Civil society and the media have roles to play to stem illicit financial flows (IFFs) while African authorities are forced to focus on the coronavirus pandemic and its impacts according to the executive director of the Tax Justice Network Africa (TJNA).
Alvin Mosioma is concerned that IFFs will increase because the authorities are occupied on the measures they need to take to mitigate the negative social and economic impacts of the virus on African countries.
Civil society and media
“It is the role of the civil society to advocate for increased transparency around public revenues and expenditures. The media should also invest in improving their skills for in-depth investigations and expose abuses for action to be taken,” Mosioma says.
He is concerned that the IFFs used or facilitated by government officials and non-state actors could be increasing.
Global systems flawed

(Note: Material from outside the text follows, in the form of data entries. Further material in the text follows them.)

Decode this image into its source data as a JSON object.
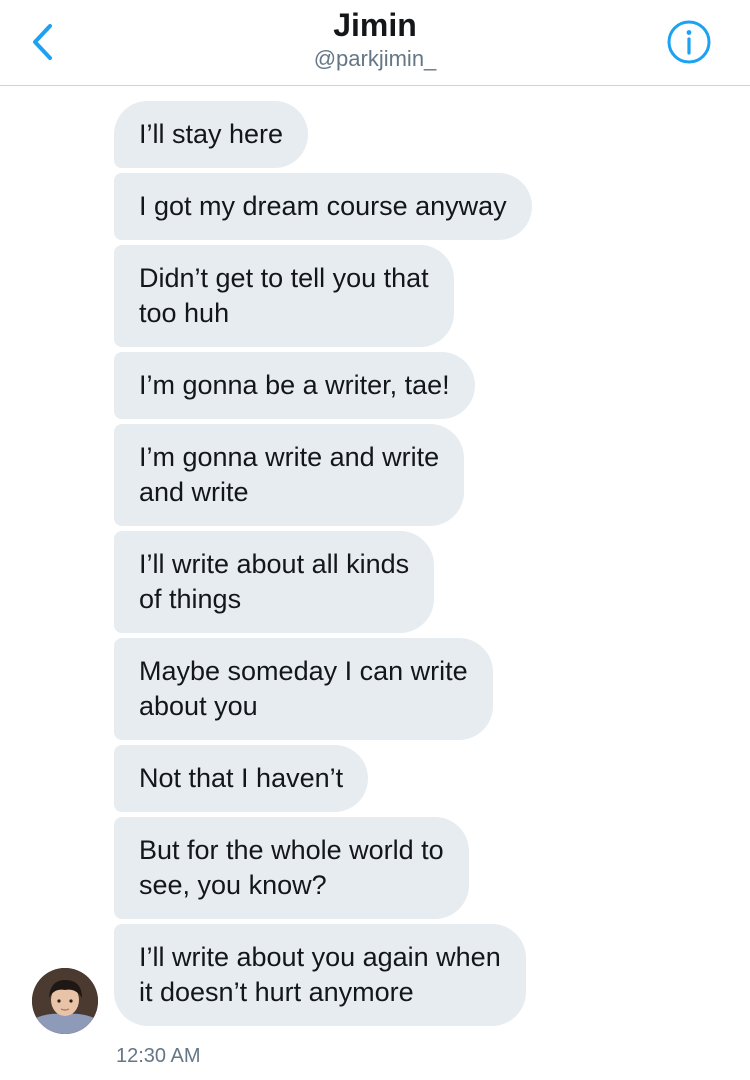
{
  "header": {
    "title": "Jimin",
    "handle": "@parkjimin_",
    "back_icon": "chevron-left-icon",
    "info_icon": "info-circle-icon",
    "accent_color": "#1da1f2"
  },
  "conversation": {
    "messages": [
      {
        "text": "I’ll stay here"
      },
      {
        "text": "I got my dream course anyway"
      },
      {
        "text": "Didn’t get to tell you that\ntoo huh"
      },
      {
        "text": "I’m gonna be a writer, tae!"
      },
      {
        "text": "I’m gonna write and write\nand write"
      },
      {
        "text": "I’ll write about all kinds\nof things"
      },
      {
        "text": "Maybe someday I can write\nabout you"
      },
      {
        "text": "Not that I haven’t"
      },
      {
        "text": "But for the whole world to\nsee, you know?"
      },
      {
        "text": "I’ll write about you again when\nit doesn’t hurt anymore"
      }
    ],
    "timestamp": "12:30 AM",
    "bubble_color": "#e6ecf0"
  }
}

Mosioma says that African countries need to seal the loopholes facilitating outflows of resources and find creative and innovative ways to finance their development agendas by capitalising on their significant natural resource wealth.
The executive director, who argues that global financial and tax systems are rigged against African efforts to mobilise domestic revenue, also says trade unions should collaborate more in efforts to curb IFFs in Africa.
Categories: Trade Based Financial crimes News